Patent No. 1464, of 25 May 1866 – Loaded Indicators
This is one of a group of patents that all appeared around 1865/6, seemingly designed for an obvious concern of shooters – whether the gun was loaded or not. With the invention of centrefire cartridges, it was no longer possible to tell whether a gun was primed or not. Even the pinfire cartridge had an obvious warning, with the brass pin protruding through the top of the barrel. In an attempt to allay client’s fears, several gunmakers came up with various solutions to this problem, four of whom took the route of effectively replicating the pinfire case, with a steel pin which would be raised when a cartridge was in the chamber. In James’ design, a small angled lever was let into the top of the breech-face, which would be pushed flush with the breech-face if a cartridge was chambered. On the other end of the lever was the pin, which would be raised up by that pressure, allowing the firer to know whether the chambers were loaded or empty even by touch, as well as sight. Interestingly, the first centrefire gun, referred to above, has these loaders let into the tops of the fences. It seems likely, therefore, that 6992 was retained for further experimentation, and probably sold at a later date than its number suggests.
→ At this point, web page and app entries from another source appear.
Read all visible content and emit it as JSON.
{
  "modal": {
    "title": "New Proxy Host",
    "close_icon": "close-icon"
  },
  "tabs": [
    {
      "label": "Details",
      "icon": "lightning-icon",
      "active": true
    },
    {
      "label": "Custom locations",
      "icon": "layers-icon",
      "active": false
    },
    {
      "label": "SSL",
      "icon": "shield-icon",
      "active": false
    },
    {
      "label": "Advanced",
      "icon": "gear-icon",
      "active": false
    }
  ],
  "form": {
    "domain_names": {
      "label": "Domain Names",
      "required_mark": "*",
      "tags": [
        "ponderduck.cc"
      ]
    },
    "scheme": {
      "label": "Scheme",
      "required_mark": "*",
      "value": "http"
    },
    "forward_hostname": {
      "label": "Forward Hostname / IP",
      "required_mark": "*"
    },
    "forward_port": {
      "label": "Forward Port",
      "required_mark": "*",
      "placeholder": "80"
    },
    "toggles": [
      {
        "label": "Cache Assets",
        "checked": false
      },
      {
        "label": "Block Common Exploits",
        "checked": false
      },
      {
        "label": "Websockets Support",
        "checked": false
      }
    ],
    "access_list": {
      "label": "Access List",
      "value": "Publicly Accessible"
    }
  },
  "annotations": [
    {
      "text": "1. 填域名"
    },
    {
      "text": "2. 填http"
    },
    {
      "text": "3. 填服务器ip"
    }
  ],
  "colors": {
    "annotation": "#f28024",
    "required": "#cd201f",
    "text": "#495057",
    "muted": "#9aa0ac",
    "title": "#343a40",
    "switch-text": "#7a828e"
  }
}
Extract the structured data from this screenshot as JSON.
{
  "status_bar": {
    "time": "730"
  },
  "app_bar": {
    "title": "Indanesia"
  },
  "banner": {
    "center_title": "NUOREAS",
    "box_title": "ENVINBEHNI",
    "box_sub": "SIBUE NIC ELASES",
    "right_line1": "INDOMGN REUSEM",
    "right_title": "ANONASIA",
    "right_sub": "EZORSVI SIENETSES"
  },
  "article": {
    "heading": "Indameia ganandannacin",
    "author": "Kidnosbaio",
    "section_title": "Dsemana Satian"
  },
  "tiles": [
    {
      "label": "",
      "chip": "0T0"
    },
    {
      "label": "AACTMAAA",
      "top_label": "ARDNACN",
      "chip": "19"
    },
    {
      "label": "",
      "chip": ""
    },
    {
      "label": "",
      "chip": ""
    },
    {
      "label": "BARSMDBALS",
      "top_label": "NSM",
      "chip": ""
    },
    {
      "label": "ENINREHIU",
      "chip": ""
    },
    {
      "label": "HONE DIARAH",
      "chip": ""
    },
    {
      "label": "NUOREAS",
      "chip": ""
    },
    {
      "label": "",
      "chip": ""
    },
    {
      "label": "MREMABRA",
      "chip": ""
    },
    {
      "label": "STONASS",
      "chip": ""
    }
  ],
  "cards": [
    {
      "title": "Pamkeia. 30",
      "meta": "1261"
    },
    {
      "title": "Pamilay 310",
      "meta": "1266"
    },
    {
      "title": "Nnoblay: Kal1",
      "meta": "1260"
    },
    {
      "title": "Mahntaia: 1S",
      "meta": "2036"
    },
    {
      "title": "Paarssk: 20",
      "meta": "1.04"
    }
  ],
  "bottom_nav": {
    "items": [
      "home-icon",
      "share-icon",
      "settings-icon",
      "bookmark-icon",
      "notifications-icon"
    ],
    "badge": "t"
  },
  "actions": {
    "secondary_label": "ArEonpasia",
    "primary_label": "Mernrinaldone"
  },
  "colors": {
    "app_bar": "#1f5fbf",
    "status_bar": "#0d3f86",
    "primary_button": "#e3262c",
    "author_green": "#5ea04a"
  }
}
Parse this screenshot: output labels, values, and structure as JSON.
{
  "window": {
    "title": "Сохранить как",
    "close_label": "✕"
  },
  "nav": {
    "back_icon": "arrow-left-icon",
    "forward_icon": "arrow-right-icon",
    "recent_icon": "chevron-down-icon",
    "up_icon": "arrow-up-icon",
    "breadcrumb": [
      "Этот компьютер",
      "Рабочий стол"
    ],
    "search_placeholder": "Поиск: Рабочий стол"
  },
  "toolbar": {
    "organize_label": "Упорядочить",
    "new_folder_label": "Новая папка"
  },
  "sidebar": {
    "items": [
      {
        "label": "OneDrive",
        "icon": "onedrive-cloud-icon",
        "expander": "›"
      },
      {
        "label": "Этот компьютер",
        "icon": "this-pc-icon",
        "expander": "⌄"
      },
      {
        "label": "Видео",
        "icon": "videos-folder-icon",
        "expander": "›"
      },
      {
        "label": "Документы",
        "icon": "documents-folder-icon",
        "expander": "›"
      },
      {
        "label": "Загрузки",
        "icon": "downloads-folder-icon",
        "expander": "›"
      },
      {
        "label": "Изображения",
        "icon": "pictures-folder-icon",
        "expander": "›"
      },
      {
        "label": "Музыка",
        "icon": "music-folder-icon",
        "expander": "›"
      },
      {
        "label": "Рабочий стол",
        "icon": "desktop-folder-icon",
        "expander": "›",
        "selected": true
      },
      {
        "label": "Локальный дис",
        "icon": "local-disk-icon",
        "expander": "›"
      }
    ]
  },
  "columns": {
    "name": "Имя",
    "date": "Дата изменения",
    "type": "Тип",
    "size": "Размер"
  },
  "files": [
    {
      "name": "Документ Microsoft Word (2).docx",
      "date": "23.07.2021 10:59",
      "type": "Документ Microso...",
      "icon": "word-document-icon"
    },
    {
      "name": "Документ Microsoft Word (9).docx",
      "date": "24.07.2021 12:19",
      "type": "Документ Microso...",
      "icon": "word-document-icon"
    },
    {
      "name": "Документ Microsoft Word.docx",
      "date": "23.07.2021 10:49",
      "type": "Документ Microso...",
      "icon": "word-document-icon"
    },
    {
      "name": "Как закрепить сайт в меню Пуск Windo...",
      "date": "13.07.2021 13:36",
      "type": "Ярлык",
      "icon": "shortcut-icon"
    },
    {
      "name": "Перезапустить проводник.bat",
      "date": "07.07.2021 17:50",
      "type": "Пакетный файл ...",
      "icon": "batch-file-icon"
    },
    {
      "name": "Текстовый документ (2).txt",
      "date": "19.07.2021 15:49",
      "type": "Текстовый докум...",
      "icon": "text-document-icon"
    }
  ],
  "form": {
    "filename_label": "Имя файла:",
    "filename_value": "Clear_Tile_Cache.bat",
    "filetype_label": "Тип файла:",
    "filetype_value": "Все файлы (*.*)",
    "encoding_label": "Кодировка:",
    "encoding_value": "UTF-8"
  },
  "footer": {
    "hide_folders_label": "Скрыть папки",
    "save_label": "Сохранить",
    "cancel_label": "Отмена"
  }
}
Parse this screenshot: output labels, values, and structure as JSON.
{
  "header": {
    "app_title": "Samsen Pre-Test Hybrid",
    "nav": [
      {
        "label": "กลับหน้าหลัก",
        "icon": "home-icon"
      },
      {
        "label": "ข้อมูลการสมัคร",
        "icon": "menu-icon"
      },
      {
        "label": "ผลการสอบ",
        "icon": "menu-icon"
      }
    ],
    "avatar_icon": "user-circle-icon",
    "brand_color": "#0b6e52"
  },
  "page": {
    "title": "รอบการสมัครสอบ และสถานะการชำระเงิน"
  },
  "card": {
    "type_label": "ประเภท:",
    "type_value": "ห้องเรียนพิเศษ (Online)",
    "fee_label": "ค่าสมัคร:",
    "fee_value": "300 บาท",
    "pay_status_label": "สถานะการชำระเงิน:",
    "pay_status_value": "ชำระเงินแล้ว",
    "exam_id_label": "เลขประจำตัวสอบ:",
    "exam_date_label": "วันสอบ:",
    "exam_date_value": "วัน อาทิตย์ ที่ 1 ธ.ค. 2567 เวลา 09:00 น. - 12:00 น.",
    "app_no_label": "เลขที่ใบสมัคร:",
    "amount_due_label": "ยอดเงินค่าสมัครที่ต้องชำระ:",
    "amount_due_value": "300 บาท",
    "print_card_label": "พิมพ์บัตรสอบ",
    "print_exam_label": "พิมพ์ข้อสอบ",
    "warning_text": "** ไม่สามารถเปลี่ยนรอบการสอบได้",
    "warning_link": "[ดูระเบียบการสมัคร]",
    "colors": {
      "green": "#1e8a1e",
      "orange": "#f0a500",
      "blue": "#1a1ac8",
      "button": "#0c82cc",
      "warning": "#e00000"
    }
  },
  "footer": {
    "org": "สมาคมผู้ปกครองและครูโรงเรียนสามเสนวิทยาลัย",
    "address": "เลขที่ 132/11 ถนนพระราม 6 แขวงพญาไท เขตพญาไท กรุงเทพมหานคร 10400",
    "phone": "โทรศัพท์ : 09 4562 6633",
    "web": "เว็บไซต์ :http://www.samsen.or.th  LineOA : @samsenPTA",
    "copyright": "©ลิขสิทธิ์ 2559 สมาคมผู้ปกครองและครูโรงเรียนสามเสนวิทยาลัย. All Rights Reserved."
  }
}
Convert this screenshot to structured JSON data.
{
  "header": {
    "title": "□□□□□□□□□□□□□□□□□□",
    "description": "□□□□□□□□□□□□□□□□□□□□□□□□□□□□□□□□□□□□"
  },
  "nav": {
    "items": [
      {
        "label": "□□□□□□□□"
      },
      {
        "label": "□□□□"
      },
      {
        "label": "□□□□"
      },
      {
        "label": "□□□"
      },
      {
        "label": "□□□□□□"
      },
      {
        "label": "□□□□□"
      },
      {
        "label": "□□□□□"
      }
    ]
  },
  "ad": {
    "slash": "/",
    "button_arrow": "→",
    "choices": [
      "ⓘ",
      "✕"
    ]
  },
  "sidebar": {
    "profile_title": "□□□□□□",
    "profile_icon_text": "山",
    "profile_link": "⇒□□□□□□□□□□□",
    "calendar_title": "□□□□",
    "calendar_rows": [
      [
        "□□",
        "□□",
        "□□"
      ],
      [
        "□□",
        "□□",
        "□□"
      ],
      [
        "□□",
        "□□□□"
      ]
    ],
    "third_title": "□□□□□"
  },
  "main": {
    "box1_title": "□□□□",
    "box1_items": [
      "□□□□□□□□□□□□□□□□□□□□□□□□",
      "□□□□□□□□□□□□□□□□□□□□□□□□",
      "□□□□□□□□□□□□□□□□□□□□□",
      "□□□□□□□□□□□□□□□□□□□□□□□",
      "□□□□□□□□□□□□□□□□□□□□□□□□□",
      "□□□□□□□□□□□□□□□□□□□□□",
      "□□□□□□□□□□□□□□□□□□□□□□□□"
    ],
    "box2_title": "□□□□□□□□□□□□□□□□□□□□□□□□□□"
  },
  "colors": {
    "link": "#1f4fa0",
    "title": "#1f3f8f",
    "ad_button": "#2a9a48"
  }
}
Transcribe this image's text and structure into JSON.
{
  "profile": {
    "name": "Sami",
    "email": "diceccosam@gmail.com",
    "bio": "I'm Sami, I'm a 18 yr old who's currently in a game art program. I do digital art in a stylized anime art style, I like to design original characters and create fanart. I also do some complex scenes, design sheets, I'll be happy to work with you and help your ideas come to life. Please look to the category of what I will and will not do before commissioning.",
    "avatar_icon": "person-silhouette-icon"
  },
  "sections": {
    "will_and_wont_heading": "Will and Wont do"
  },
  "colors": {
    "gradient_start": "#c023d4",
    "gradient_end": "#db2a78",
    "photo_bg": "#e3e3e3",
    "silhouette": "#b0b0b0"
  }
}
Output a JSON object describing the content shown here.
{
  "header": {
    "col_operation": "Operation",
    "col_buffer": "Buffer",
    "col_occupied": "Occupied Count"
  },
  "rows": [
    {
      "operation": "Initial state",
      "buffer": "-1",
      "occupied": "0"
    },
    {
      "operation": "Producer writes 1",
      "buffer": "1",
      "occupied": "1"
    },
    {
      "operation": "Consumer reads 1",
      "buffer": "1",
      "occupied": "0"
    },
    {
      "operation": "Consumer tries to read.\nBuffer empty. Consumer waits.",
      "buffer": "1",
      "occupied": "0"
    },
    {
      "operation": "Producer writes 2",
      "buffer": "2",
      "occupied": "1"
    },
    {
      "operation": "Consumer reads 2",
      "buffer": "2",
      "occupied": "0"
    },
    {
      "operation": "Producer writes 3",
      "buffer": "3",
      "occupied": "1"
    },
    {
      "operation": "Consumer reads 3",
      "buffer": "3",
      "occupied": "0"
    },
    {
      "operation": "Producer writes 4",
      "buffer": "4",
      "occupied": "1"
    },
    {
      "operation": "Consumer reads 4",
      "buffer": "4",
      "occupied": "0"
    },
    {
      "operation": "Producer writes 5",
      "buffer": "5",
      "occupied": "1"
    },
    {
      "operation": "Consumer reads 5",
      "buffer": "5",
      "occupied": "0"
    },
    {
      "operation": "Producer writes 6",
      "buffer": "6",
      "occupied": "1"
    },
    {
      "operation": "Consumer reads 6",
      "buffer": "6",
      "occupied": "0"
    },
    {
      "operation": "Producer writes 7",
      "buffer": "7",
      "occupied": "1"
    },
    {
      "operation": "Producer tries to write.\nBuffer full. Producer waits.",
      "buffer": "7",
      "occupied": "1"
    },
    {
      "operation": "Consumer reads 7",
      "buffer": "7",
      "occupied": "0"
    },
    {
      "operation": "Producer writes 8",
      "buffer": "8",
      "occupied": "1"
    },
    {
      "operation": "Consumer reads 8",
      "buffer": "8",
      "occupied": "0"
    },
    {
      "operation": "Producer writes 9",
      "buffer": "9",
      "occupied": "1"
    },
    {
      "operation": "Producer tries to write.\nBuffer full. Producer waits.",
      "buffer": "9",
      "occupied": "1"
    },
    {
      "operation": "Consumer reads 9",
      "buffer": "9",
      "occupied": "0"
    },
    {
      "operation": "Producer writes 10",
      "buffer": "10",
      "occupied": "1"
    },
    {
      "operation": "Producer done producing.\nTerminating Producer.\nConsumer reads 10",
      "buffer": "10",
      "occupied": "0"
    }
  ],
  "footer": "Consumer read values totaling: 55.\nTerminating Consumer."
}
Patent No. 2319, of 23 July 1868 – Adjustable Elevation for the Breech
This patent relates more to the fit than the function of a gun, providing the same adjustment as an elevated rib, a concept which had first been introduced by Joseph Manton in 1806. Many of Purdey’s guns at that time were fitted with either ‘semi-bottom’ or ‘bottom’ ribs. These were set down between the barrels, and in the case of the latter actually exposed the breech-face between the breech-ends. While they allow for a slight reduction in weight, they are obviously virtually invisible to the user when firing. James’ solution, in essence, was to have a plate screwed onto the top tang and over the breech, which could be adjusted up or down by turning a screw. This would only work on a gun that was not fitted with a toplever, as in that case the two would have occupied the same space. However, once again it is not known whether any guns were ever fitted with these devices.
Many of Purdey’s guns at that time were fitted with either ‘semi-bottom’ or ‘bottom’ ribs.
These three patents may appear as relative missteps today, given their lack of success compared to the Purdey Bolts. However, they have to be viewed within the context of their time, where the bolts were not initially well received, and every new idea must have seemed to possess the potential to be the ‘next big thing’. That there is no record of Purdey ever utilising a particular design does not necessarily signify failure either. Should someone have come up with a design which relied upon even part of his existing patent, then he would be able to charge royalties and secure an income by that method. As it was, those that were worked provided the company with something to separate itself from the competition, and where used by others also gave a small income of royalties. None were quite as adaptable as the Purdey Bolts, but James had yet more ideas to come.
Dr Nicholas Harlow is Gunroom Manager at James Purdey & Sons, in London.
Published by Vintage Guns Ltd on